  • The way the baby was positioned in utero. The baby may have been cramped in the same position for a long time.  This is often the case with multiples.  If this happens, the baby’s neck muscle can become shortened and the baby will end up with a preference for tilting his head to one side after birth. If the baby is cramped the baby’s head can also develop a flat spot according to the forces that are on it, therefore the baby’s head is flat on one side from the position in utero and the baby rotates head to the flat spot after birth.
  • The way the baby prefers to lay after birth. Babies do not have the strength to hold their head in the middle after birth, depending on how the baby is positioned, he may have a preference to hold his head to one side in the bassinette or the bouncy seat.  If the baby does this to the same side all the time, then the baby’s muscles will become tight and result in asymmetrical head position.  Check out the blog post Take Caution with Elevated Sleeping for Baby on at
  • True Torticollis. A true torticollis is when a baby has a fast delivery or is pulled out quickly.  The Sternocleidomastoid muscle of the neck has some trauma and as a result shortens causing the baby to tilt their head to one side and rotate their head to the opposite side.


Whatever the reason for the tilt is, it is important that you see a pediatric physical therapist to determine your child’s exact range of motion limitations, movement preferences and strength limitations as head tilt not only affects the head position, but affects development of the arms, legs and trunk as well. While you are waiting for your appointment with your Physical Therapist, you can try some of these suggestions based on your own observations.


My goal at is to provide EVERYONE with exercises they can do NOW with their babies.  Therefore, I created this chart that you can start to use now while you are waiting for your evaluation or if your doctor has asked you to wait until the next visit to determine if your baby needs therapy.  The purpose of this chart is not to avoid physical therapy but rather to get a head start on what they might tell you at your first visit.
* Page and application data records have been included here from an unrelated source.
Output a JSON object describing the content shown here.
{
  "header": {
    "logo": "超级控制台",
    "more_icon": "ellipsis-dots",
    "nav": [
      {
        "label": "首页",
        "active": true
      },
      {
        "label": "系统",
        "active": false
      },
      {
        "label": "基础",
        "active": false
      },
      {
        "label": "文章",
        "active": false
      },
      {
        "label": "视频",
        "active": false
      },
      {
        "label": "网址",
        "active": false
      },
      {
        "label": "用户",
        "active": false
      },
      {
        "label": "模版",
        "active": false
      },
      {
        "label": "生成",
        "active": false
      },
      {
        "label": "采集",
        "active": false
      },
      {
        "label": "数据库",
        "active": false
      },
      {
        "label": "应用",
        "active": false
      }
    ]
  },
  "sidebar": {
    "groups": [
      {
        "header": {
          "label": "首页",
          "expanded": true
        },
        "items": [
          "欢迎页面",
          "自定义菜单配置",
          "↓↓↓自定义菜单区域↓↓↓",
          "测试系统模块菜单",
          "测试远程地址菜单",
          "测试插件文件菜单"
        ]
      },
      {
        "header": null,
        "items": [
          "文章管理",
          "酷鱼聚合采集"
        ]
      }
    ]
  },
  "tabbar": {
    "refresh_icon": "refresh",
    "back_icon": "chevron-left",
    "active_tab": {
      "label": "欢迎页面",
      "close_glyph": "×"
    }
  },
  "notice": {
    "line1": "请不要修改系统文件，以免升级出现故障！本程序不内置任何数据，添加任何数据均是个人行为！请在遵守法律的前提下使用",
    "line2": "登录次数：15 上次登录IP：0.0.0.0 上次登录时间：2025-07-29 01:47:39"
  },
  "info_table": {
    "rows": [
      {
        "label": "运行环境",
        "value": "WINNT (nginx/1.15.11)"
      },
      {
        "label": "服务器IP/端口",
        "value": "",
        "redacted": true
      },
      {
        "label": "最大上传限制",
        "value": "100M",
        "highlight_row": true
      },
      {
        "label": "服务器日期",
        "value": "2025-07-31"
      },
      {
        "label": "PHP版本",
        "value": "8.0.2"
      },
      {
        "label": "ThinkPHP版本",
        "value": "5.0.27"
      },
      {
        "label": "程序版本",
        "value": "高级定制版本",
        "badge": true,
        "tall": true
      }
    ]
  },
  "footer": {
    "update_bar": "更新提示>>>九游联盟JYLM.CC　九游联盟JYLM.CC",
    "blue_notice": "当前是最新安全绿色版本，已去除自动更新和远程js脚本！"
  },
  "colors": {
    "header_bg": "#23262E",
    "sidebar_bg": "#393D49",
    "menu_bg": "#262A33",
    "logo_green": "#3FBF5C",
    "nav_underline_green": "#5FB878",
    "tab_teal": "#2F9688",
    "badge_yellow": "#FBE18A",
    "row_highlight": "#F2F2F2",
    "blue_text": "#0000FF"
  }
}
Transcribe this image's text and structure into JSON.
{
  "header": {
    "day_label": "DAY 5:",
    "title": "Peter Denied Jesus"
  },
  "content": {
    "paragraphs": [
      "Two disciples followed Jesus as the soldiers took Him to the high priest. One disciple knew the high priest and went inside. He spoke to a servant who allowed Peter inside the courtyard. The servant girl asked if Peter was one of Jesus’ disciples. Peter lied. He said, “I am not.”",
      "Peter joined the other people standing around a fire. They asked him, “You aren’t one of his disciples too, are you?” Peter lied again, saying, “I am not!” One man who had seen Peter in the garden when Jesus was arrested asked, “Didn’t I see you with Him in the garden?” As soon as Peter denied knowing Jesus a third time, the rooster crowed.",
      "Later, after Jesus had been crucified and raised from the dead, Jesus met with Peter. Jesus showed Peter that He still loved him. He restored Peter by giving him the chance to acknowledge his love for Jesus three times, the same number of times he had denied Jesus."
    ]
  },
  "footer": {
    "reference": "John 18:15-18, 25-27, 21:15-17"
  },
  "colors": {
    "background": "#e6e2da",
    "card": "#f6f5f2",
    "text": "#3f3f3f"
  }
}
I have created a free printable chart for parents and professionals to guide you to activities you can do TODAY to help your baby progress her skills and prevent progression of the head tilt or head rotation preference.  Click on the link below to get your chart!

Click here for your free printable handout
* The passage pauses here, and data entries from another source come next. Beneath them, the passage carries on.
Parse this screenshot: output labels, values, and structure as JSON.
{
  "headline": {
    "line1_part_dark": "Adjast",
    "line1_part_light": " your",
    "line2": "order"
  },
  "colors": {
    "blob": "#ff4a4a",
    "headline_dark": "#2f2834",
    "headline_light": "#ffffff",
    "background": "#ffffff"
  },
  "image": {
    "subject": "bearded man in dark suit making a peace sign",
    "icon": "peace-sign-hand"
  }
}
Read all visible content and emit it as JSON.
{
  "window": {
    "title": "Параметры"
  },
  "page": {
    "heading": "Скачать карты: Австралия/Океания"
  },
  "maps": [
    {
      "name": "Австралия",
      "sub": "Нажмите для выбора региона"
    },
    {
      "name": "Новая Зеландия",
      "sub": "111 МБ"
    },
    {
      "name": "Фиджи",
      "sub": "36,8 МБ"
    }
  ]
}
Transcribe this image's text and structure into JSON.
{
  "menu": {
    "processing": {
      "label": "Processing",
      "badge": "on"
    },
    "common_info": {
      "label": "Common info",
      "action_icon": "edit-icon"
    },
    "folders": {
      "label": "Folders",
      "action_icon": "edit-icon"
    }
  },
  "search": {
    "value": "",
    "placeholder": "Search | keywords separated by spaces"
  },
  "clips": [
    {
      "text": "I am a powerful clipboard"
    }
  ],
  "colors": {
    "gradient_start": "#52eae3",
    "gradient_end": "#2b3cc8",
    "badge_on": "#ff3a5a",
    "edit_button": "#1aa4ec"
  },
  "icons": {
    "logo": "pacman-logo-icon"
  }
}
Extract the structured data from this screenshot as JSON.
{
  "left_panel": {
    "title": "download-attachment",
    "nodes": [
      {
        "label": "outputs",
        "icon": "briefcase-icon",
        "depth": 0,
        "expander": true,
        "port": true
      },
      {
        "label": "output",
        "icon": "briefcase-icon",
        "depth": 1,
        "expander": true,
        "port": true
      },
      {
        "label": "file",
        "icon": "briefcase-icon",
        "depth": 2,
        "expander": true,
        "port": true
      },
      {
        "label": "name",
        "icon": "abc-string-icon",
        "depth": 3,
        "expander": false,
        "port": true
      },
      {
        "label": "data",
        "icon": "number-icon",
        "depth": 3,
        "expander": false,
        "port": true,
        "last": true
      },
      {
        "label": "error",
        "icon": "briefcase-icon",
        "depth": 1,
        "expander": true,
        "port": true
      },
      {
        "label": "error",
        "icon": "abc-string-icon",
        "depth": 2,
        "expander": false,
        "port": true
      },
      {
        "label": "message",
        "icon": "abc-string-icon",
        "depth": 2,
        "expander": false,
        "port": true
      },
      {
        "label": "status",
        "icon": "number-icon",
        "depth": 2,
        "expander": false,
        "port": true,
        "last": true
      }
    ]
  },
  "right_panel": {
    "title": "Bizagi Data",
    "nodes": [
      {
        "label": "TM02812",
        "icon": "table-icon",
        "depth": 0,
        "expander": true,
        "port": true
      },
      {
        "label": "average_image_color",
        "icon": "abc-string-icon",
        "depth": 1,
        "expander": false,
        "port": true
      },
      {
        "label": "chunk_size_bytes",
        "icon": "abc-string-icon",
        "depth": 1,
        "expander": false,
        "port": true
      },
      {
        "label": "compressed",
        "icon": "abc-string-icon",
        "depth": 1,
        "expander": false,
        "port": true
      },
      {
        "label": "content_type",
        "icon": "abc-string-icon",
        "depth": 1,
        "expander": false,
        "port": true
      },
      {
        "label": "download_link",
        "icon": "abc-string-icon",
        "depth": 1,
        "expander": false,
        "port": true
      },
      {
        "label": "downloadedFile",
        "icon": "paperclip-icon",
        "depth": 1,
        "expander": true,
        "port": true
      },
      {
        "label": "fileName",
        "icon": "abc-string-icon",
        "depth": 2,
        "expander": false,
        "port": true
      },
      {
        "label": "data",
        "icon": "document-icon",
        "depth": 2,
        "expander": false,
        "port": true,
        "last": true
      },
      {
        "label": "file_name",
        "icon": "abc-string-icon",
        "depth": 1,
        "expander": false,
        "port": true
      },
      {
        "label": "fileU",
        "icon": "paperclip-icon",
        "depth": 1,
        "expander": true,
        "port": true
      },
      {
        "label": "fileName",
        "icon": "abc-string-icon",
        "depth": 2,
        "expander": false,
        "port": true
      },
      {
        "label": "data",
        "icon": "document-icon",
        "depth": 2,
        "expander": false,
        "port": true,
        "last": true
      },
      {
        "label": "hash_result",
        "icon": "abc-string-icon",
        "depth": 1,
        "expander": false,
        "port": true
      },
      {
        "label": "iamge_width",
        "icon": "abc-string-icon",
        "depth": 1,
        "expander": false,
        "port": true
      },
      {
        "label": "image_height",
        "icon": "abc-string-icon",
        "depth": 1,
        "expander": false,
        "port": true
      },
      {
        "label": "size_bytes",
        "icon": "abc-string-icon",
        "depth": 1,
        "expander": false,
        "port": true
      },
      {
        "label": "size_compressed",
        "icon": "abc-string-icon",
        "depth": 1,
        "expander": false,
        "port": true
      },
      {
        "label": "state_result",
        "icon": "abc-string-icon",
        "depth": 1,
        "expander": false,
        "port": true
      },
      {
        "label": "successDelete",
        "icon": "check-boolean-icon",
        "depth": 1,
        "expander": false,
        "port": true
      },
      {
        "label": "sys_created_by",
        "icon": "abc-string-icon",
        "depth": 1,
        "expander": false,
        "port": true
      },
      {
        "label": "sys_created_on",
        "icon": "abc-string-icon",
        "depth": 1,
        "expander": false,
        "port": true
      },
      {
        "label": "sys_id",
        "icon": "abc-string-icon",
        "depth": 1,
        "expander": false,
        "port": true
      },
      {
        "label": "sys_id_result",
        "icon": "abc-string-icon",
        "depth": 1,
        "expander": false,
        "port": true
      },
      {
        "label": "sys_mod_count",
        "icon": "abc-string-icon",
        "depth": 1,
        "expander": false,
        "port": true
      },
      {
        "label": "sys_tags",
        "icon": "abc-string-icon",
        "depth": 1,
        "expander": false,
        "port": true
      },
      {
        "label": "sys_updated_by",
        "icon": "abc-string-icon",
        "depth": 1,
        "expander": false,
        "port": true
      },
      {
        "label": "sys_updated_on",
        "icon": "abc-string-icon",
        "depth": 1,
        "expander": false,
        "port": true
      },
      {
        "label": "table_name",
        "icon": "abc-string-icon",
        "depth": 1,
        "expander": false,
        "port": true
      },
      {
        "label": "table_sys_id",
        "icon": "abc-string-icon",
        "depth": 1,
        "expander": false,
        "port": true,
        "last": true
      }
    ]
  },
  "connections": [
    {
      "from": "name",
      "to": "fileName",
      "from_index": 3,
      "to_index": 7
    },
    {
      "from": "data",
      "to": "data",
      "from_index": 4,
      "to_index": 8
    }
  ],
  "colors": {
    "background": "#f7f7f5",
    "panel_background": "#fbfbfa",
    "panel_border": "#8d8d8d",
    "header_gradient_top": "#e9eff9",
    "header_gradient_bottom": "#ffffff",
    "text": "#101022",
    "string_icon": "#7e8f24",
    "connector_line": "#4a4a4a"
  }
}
Check out and like Babies First Fitness on Facebook for more information on activities you can do today with your babies and toddlers to progress their development.



Printable Chart: The Progression of Gross Motor Skills in Early Childhood

Check out this free printable created by Babies First Fitness showing the progression of higher level gross motor skills in the Early Childhood population 3-5 year olds.


progression of early childhood chart

Progression of Early Childhood Skills – chart

If you notice that your child is lacking in any of these skills, check out and like the page for continuously updated ideas on how you can improve your toddler’s strength and agility!  Also, please check out and like Babies First Fitness on Facebook!



Toddler Time: Activities to Work on Standing on One Leg

It’s Toddler Time!

In celebration of Halloween my little friends have been working on Monster Kicking.

Put objects such as bowling pins on top of solo cups. Ask your toddler to kick the object instead of the cup. This encourages the toddler to stand on one leg longer, strengthens the muscles in the standing leg and improves balance strategies in the standing leg.

For more suggestions on promoting gross motor skills for your little ones, like this page and like Babies First Fitness on Facebook.